At speaking engagements and through the3rdi magazine I tell people all the time that they can contact me personally and directly to get publicity for their business stories. Few do. While this is not all about lack of confidence, it may be that the time isn’t right to look for help or publicity with the business, but it often is that people don’t feel confident enough to introduce themselves.

So we all start out with confidence so where does it go?
There are many suggestions in the3rdi magazine this month of things that may, over time, erode our confidence. The media driven imperative for young girls to attain the perfect figure is one. The celebrity culture that has led young girls to aspire to be a WAG or a reality TV star, and berate themselves if this does not happen for them, is another. Something as simple, and beyond our control, as being the middle child of three is another example given by one of our contributors for lack of early self-esteem. The point is that the list is endless and infinitely variable. Things that may have happened to me to shake my self-belief may have left another unaffected. Business setbacks that may have fatally undermined someone elses ability to prosper have not dampened my desire to succeed. We are not all the same and the reasons for our confidence being built on shaky foundations varies.

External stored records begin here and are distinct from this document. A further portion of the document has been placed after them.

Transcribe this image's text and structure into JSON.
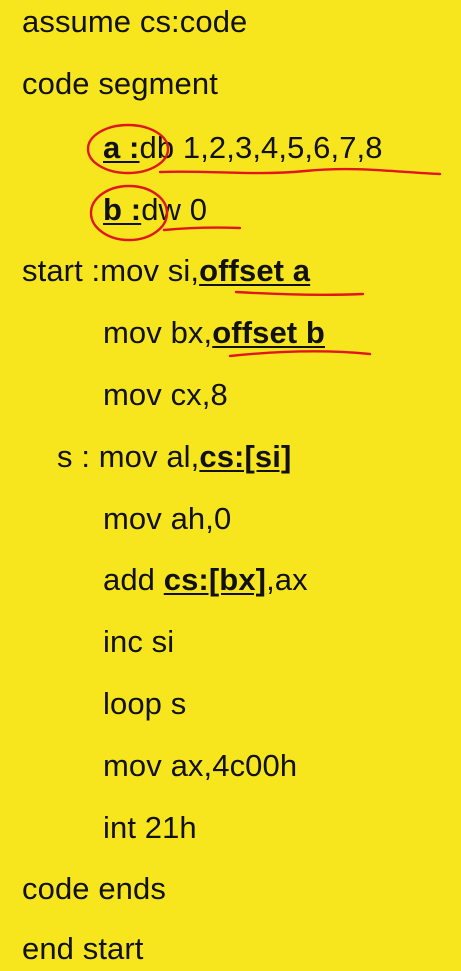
{
  "code": {
    "line1": "assume cs:code",
    "line2": "code segment",
    "line3": {
      "label": "a :",
      "text": "db 1,2,3,4,5,6,7,8"
    },
    "line4": {
      "label": "b :",
      "text": "dw 0"
    },
    "line5": {
      "prefix": "start :mov si,",
      "bold": "offset a"
    },
    "line6": {
      "prefix": "mov bx,",
      "bold": "offset b"
    },
    "line7": "mov cx,8",
    "line8": {
      "prefix": "s : mov al,",
      "bold": "cs:[si]"
    },
    "line9": "mov ah,0",
    "line10": {
      "prefix": "add ",
      "bold": "cs:[bx]",
      "suffix": ",ax"
    },
    "line11": "inc si",
    "line12": "loop s",
    "line13": "mov ax,4c00h",
    "line14": "int 21h",
    "line15": "code ends",
    "line16": "end start"
  },
  "colors": {
    "background": "#f7e61d",
    "text": "#111111",
    "annotation": "#e0161e"
  }
}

So how can we build firmer foundations.
There are hundreds of suggestions in the3rdi magazine this month. Each offers a solution to particular crisis of confidence. I want to offer my own, broader based solution. AS ever, I’ll explain by way of a story. There are several times in my life that I have felt utterly indestructible, times when nothing was a problem, when nothing could shake my confidence. I can remember each time very clearly and the funny thing is that none of these times is closely linked to a moment of particular success. They seem to have arisen independently of the circumstances in my life at that time.

For example one time, very early in my career I was a salesman and I remember driving north up the M1 listening to Black Man Ray by China Crisis as I drove. I felt indestructible. The feeling didn’t follow a particularly successful call, I hadn’t just earned a huge bonus and I wasn’t driving a brand new car – all causes for euphoria if your in sales! The feeling just was.

If the feeling can arise without obvious cause then we are free to create it within ourselves. If you act like a confident person then people will think that you are a confident person.

And a final point about confidence. We all assume that other people have it! When we walk into a crowded room at a networking event everyone who is already there looks relaxed and confident. Think about this. Two minutes ago they were exactly the same as you are now; feeling a little nervous about entering a room full of strangers. It is not confidence that separates you, just two minutes. Once you are in the room and settled you will be the confident one, so take that ‘two minutes later‘ feeling with you into the room.

Think of a time when you were indestructable and take that feeling of how it feels with you wherever you go.